Wine Tasmania: www.winetasmania.com.au
The Australian Wine and Brandy Corporation (the body that regulates wine region boundaries) formally regards all of the Tasmanian mainland as a single Tasmanian Zone.
However, we have followed the wishes of most of the local industry who in practice make the distinction between the northern vine districts on the island (Piper's Brook and the Tamar Valley) and the southern vine districts near Hobart (Huon Valley, Coal River Valley and Derwent River Valley).
This leaves the problem of what to do with the small number of wineries on the central east coast in a protected basins around the mid-coast towns of Bicheno and Swansea. They don't seem to neatly fit into the north-south divide so we will include them under the Tasmanian Zone for the time being. I have also included the isolated Sugarloaf Ridge vineyard that lies to the west of Coal River.
The East Coast district has around eight vineyards within an hour's drive from the Coles Bay-Bicheno areas. The annual rainfall is about 500-650mm and the mild autumns mean that harvesting often occurs in April. It does seem to be milder with earlier harvest dates than the South Tasmanian wineries.

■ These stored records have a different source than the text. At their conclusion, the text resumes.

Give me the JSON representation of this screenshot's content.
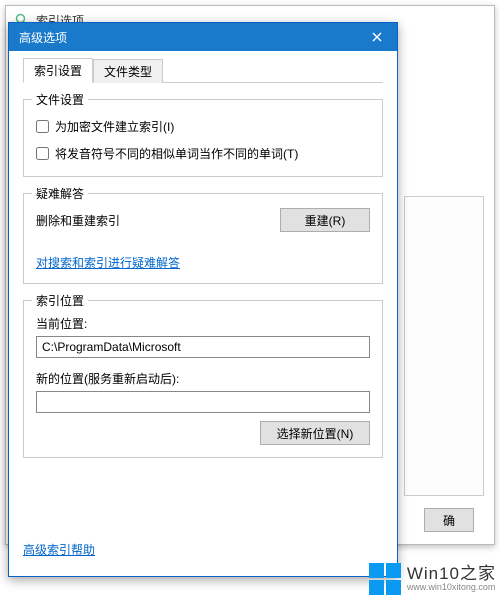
{
  "parent": {
    "title": "索引选项",
    "ok": "确"
  },
  "dialog": {
    "title": "高级选项",
    "tabs": {
      "index_settings": "索引设置",
      "file_types": "文件类型"
    },
    "file_settings": {
      "legend": "文件设置",
      "encrypt": "为加密文件建立索引(I)",
      "diacritics": "将发音符号不同的相似单词当作不同的单词(T)"
    },
    "troubleshoot": {
      "legend": "疑难解答",
      "desc": "删除和重建索引",
      "rebuild": "重建(R)",
      "link": "对搜索和索引进行疑难解答"
    },
    "location": {
      "legend": "索引位置",
      "current_label": "当前位置:",
      "current_value": "C:\\ProgramData\\Microsoft",
      "new_label": "新的位置(服务重新启动后):",
      "new_value": "",
      "select_new": "选择新位置(N)"
    },
    "help_link": "高级索引帮助"
  },
  "watermark": {
    "text": "Win10之家",
    "url": "www.win10xitong.com"
  }
}
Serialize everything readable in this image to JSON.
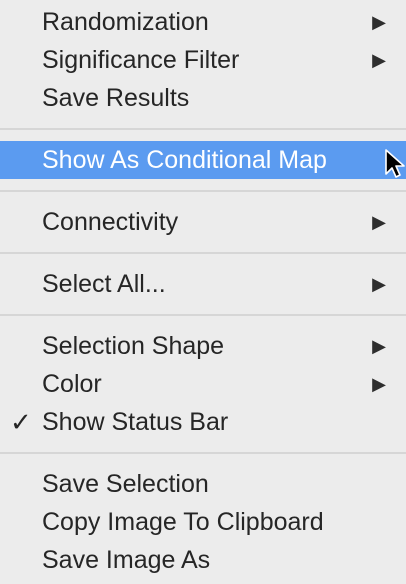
{
  "menu": {
    "groups": [
      [
        {
          "label": "Randomization",
          "submenu": true
        },
        {
          "label": "Significance Filter",
          "submenu": true
        },
        {
          "label": "Save Results",
          "submenu": false
        }
      ],
      [
        {
          "label": "Show As Conditional Map",
          "submenu": false,
          "highlighted": true
        }
      ],
      [
        {
          "label": "Connectivity",
          "submenu": true
        }
      ],
      [
        {
          "label": "Select All...",
          "submenu": true
        }
      ],
      [
        {
          "label": "Selection Shape",
          "submenu": true
        },
        {
          "label": "Color",
          "submenu": true
        },
        {
          "label": "Show Status Bar",
          "submenu": false,
          "checked": true
        }
      ],
      [
        {
          "label": "Save Selection",
          "submenu": false
        },
        {
          "label": "Copy Image To Clipboard",
          "submenu": false
        },
        {
          "label": "Save Image As",
          "submenu": false
        }
      ]
    ],
    "submenu_glyph": "▶",
    "check_glyph": "✓",
    "highlight_color": "#5b9bf0",
    "background_color": "#ececec",
    "text_color": "#262626"
  }
}
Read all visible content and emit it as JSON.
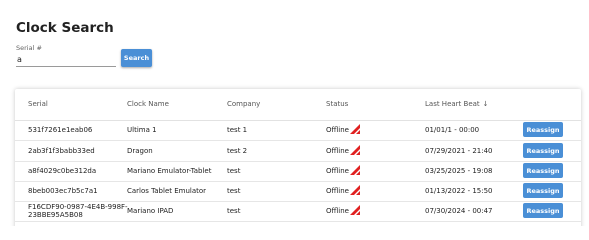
{
  "page": {
    "title": "Clock Search"
  },
  "search": {
    "label": "Serial #",
    "value": "a",
    "button_label": "Search"
  },
  "table": {
    "columns": {
      "serial": "Serial",
      "clock_name": "Clock Name",
      "company": "Company",
      "status": "Status",
      "last_heart_beat": "Last Heart Beat"
    },
    "sort_indicator": "↓",
    "rows": [
      {
        "serial": "531f7261e1eab06",
        "clock_name": "Ultima 1",
        "company": "test 1",
        "status": "Offline",
        "last_heart_beat": "01/01/1 - 00:00",
        "action": "Reassign"
      },
      {
        "serial": "2ab3f1f3babb33ed",
        "clock_name": "Dragon",
        "company": "test 2",
        "status": "Offline",
        "last_heart_beat": "07/29/2021 - 21:40",
        "action": "Reassign"
      },
      {
        "serial": "a8f4029c0be312da",
        "clock_name": "Mariano Emulator-Tablet",
        "company": "test",
        "status": "Offline",
        "last_heart_beat": "03/25/2025 - 19:08",
        "action": "Reassign"
      },
      {
        "serial": "8beb003ec7b5c7a1",
        "clock_name": "Carlos Tablet Emulator",
        "company": "test",
        "status": "Offline",
        "last_heart_beat": "01/13/2022 - 15:50",
        "action": "Reassign"
      },
      {
        "serial_line1": "F16CDF90-0987-4E4B-998F-",
        "serial_line2": "23BBE95A5B08",
        "clock_name": "Mariano IPAD",
        "company": "test",
        "status": "Offline",
        "last_heart_beat": "07/30/2024 - 00:47",
        "action": "Reassign"
      }
    ]
  },
  "colors": {
    "accent": "#4a8fd6",
    "offline_flag": "#e02020"
  },
  "icons": {
    "status_flag": "offline-flag-icon",
    "sort": "sort-down-arrow-icon"
  }
}
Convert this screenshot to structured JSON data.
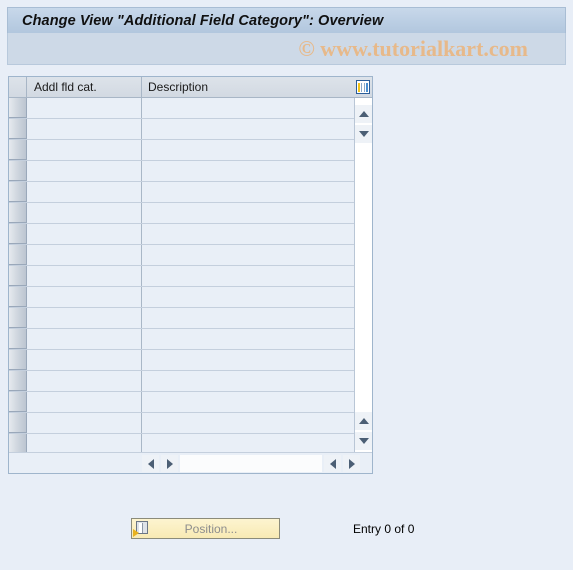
{
  "window": {
    "title": "Change View \"Additional Field Category\": Overview"
  },
  "watermark": {
    "text": "© www.tutorialkart.com"
  },
  "table": {
    "columns": [
      {
        "label": "Addl fld cat."
      },
      {
        "label": "Description"
      }
    ],
    "config_icon": "table-settings-icon",
    "row_count": 17,
    "rows": []
  },
  "scrollbars": {
    "vertical_up": "triangle-up-icon",
    "vertical_down": "triangle-down-icon",
    "horizontal_left": "triangle-left-icon",
    "horizontal_right": "triangle-right-icon"
  },
  "footer": {
    "position_button_label": "Position...",
    "position_button_icon": "position-goto-icon",
    "entry_status": "Entry 0 of 0"
  },
  "colors": {
    "title_bar": "#bccfe4",
    "watermark_band": "#cdd9e7",
    "page_background": "#e8eef7",
    "grid_cell": "#e9eff7",
    "button_yellow": "#f8eab4",
    "watermark_text": "#e7b98a"
  }
}
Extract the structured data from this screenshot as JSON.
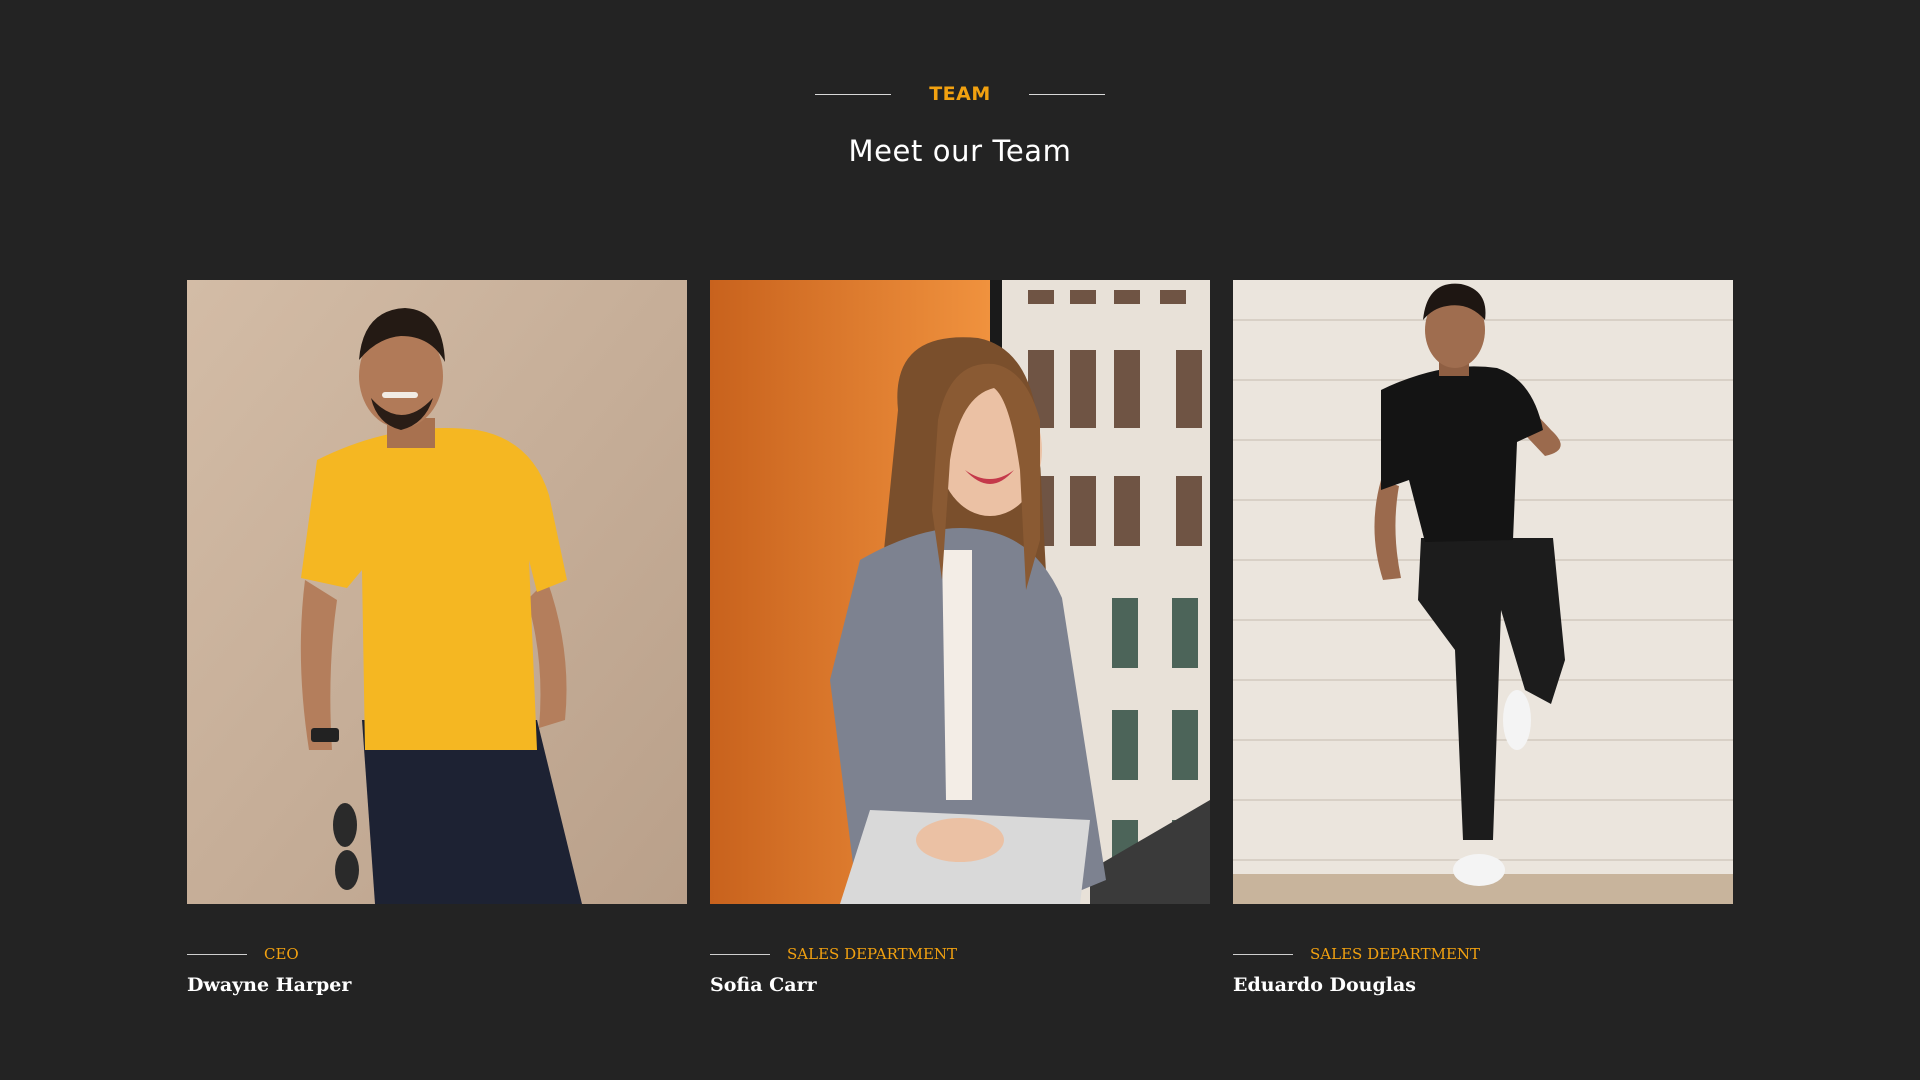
{
  "section": {
    "eyebrow": "TEAM",
    "title": "Meet our Team"
  },
  "members": [
    {
      "role": "CEO",
      "name": "Dwayne Harper"
    },
    {
      "role": "SALES DEPARTMENT",
      "name": "Sofia Carr"
    },
    {
      "role": "SALES DEPARTMENT",
      "name": "Eduardo Douglas"
    }
  ],
  "colors": {
    "background": "#232323",
    "accent": "#f2a110",
    "text": "#ffffff"
  }
}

Regardless of the geographical classification issues the Freycinet Riesling is one of the great examples of a modern Austrian style unfamiliar to many dry Australian Riesling fans. Spring Vale sometimes pulls off one of Australia's best Gerwurztraminers but can sometimes struggle for full varietal expression.
Spring Vale, Freycinet and Kelvendon are all having considerable success with Pinot Noir in the warmer vintages, which with climate change will be more often. Freycinet are also well known for the Radenti which is one of Australia's best sparklings with 8-10 years on lees to build complexity and richness before disgorgement.
Coombend are having success with their fragrant and floral off-dry Rieslngs, finely balanced Botrytis Rieslings and vibrant Sauvignon Blancs. Milton Vineyard has a terrific rich Alsatian-like Pinot Gris.top